■ Supplied data:

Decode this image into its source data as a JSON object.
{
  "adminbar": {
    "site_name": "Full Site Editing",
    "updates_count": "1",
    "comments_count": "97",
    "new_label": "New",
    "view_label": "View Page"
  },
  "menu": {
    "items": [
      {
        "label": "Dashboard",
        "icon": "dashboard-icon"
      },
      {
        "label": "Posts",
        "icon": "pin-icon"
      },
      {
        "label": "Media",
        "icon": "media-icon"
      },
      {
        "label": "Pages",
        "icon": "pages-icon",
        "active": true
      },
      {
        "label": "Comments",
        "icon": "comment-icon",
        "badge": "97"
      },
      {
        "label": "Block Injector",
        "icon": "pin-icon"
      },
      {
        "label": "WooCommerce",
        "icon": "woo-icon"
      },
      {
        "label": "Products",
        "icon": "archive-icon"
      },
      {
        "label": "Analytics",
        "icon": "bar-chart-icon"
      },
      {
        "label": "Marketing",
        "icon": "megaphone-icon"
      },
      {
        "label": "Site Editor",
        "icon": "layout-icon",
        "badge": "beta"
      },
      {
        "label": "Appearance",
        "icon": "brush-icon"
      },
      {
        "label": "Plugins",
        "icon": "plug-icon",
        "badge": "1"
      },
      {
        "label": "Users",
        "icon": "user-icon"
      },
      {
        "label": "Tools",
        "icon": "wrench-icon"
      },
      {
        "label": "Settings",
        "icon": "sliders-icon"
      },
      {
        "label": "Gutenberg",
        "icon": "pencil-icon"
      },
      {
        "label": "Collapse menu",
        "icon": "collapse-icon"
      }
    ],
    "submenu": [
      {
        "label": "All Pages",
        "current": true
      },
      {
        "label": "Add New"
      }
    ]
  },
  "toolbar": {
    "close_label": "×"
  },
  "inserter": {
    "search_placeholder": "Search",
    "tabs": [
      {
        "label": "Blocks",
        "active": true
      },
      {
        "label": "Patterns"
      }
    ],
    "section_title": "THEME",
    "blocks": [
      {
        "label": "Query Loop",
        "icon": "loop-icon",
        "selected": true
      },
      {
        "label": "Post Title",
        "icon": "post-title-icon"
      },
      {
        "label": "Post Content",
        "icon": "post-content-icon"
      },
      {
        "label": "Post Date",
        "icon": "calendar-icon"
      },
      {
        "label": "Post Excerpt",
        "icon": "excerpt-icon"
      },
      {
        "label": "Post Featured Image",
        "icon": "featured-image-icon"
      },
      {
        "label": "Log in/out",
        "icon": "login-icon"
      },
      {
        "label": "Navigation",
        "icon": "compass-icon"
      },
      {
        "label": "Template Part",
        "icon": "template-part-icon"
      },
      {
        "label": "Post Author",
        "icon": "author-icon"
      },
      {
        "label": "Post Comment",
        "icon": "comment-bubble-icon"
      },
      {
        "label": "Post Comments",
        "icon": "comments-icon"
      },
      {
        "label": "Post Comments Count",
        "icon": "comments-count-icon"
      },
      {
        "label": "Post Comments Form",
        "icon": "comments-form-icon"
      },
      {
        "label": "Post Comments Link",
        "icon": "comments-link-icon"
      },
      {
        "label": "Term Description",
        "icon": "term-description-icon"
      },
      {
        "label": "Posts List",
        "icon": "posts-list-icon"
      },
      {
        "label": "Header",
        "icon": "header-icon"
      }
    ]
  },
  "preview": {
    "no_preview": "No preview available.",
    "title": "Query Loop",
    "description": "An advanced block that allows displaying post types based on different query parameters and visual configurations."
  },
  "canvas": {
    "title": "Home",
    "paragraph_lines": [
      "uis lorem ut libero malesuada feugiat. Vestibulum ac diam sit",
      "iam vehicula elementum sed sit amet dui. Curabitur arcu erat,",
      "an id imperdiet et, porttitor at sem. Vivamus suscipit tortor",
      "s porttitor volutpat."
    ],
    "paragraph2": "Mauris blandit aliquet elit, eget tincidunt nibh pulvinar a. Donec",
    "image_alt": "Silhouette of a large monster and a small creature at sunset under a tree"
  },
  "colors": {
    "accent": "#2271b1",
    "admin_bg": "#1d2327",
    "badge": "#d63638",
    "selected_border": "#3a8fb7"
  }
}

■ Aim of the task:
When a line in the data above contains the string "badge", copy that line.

■ Your solution:
        "badge": "97"
        "badge": "beta"
        "badge": "1"
    "badge": "#d63638",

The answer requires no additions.